Read through the lines below for the string "Files" and copy each one that has it.

___ GIVEN RECORDS

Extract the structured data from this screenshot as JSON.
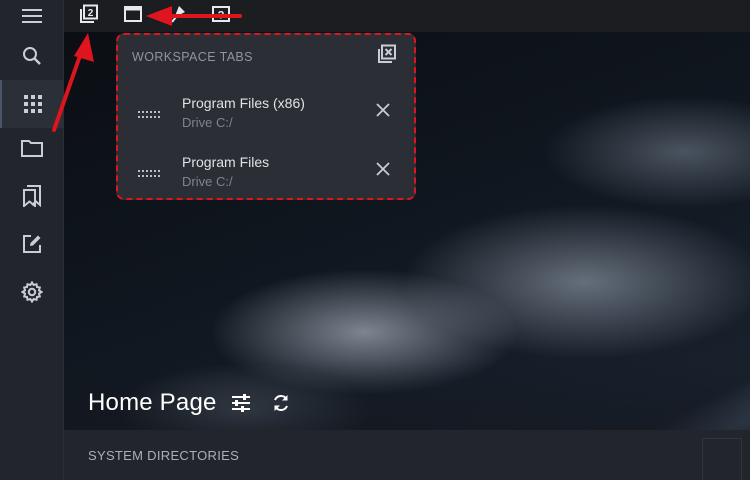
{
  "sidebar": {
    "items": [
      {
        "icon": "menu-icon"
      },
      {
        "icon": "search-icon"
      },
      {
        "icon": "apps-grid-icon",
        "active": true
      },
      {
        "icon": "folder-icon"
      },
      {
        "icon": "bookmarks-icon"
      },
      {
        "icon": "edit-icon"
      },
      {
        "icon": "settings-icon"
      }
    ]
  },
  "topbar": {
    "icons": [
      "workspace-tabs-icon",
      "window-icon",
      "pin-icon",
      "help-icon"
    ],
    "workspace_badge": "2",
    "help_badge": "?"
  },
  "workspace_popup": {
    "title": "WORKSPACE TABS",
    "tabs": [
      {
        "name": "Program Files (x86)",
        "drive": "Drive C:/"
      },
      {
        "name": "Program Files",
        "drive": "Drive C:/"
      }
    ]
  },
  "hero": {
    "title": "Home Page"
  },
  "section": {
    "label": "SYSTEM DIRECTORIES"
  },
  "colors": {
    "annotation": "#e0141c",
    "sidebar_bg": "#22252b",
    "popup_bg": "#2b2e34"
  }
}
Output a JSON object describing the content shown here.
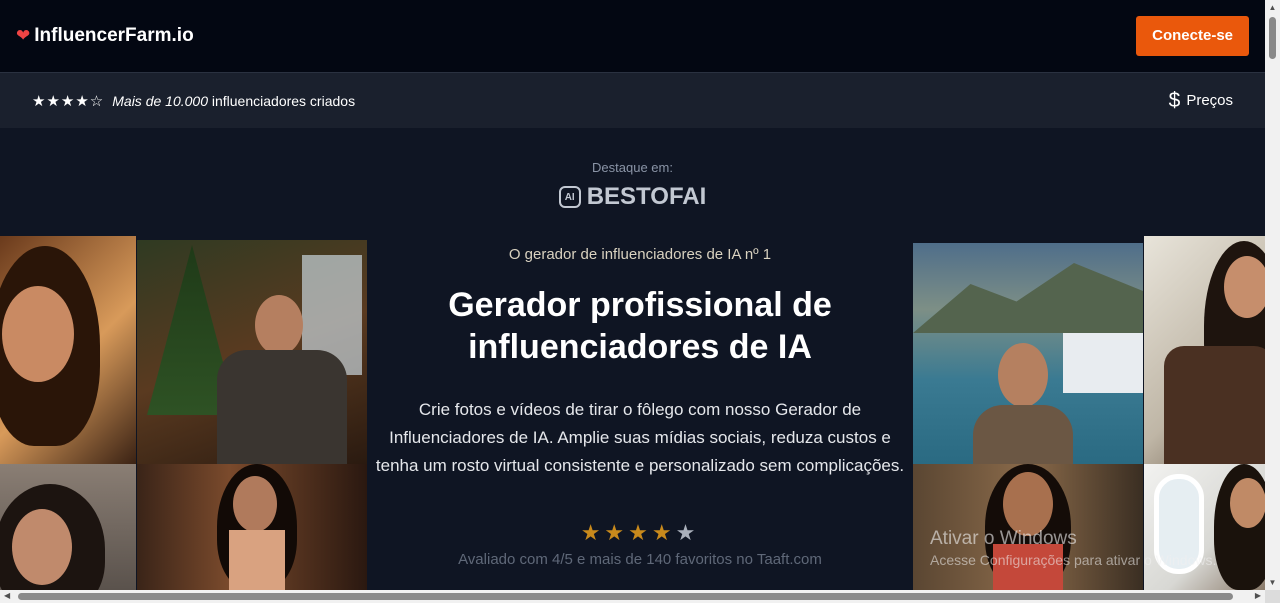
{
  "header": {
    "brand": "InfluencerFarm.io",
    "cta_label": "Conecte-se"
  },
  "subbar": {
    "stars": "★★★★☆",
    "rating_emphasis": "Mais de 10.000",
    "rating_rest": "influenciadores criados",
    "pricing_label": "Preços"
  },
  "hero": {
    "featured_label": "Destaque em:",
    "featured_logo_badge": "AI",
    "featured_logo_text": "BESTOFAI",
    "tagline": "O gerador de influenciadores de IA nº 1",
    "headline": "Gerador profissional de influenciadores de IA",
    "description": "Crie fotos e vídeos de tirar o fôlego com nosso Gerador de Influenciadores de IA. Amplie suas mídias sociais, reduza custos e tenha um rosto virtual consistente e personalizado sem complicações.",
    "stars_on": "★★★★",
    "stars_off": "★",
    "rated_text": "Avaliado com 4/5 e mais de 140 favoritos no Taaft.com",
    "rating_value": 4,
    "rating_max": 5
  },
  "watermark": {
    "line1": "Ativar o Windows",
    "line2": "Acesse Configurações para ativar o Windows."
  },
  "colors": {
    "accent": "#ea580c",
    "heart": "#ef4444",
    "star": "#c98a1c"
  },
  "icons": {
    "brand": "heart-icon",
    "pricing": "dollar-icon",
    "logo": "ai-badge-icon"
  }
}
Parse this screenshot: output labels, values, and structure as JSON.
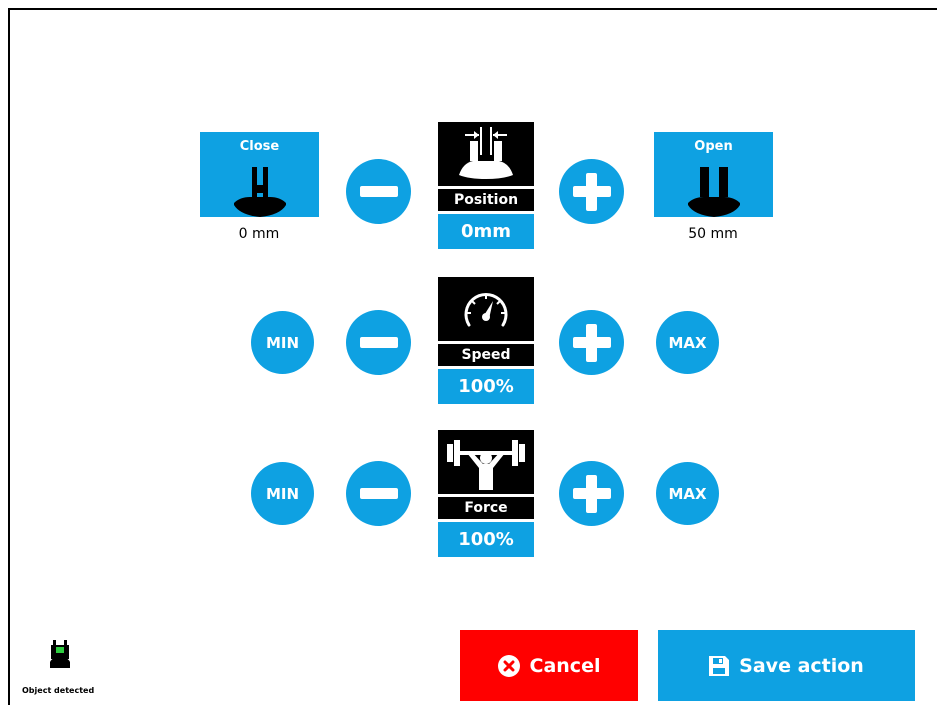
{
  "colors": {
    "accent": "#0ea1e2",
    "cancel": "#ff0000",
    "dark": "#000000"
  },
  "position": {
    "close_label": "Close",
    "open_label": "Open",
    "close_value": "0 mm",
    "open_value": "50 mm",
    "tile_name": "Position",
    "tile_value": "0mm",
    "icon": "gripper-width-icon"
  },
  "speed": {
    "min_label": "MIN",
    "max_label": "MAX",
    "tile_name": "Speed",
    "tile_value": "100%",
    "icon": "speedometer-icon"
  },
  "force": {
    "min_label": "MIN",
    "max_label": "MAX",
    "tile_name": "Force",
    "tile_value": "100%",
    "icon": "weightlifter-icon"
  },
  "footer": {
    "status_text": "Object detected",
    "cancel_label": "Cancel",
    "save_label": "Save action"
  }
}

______
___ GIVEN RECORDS

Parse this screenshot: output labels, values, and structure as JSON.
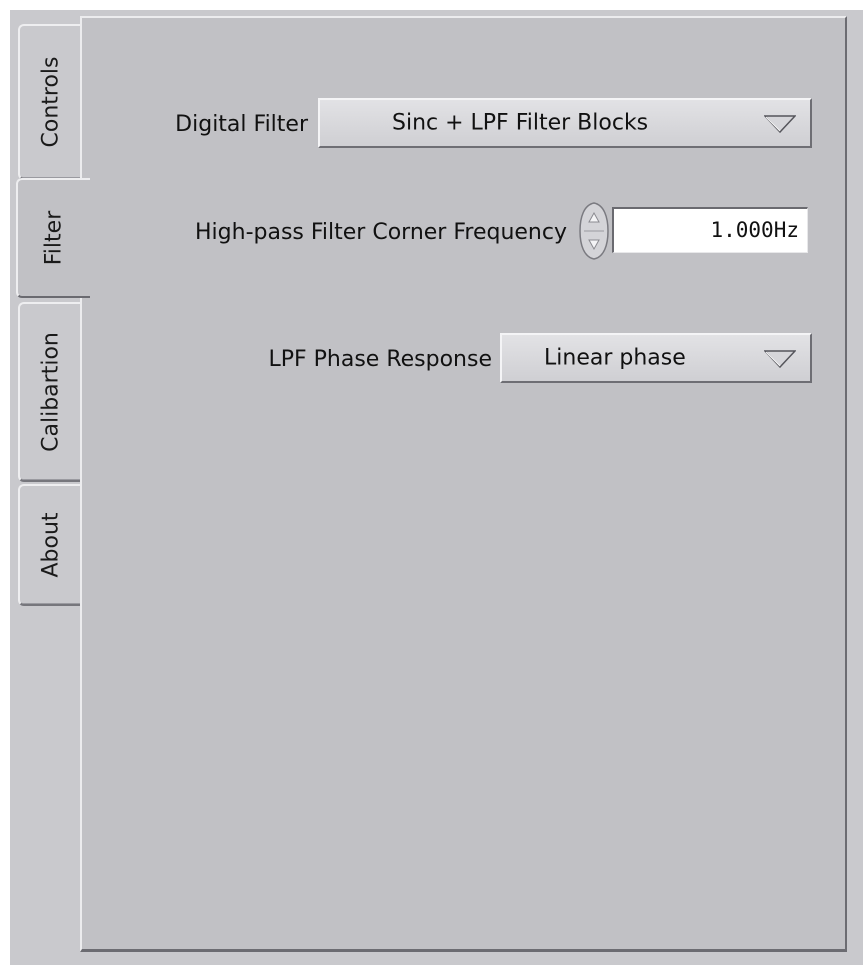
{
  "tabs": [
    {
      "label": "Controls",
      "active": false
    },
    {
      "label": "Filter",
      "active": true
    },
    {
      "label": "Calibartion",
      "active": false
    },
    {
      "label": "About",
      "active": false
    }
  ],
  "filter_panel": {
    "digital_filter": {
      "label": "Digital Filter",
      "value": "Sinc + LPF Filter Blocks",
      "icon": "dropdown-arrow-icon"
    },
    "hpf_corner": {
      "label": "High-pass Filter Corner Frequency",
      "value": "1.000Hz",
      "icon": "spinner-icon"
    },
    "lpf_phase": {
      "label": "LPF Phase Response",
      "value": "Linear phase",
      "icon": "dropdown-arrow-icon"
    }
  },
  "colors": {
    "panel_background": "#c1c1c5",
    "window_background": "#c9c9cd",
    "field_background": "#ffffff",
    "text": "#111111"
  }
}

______

→ WRITTEN SOLUTION:
        "name": "Program Files (x86)",
        "name": "Program Files",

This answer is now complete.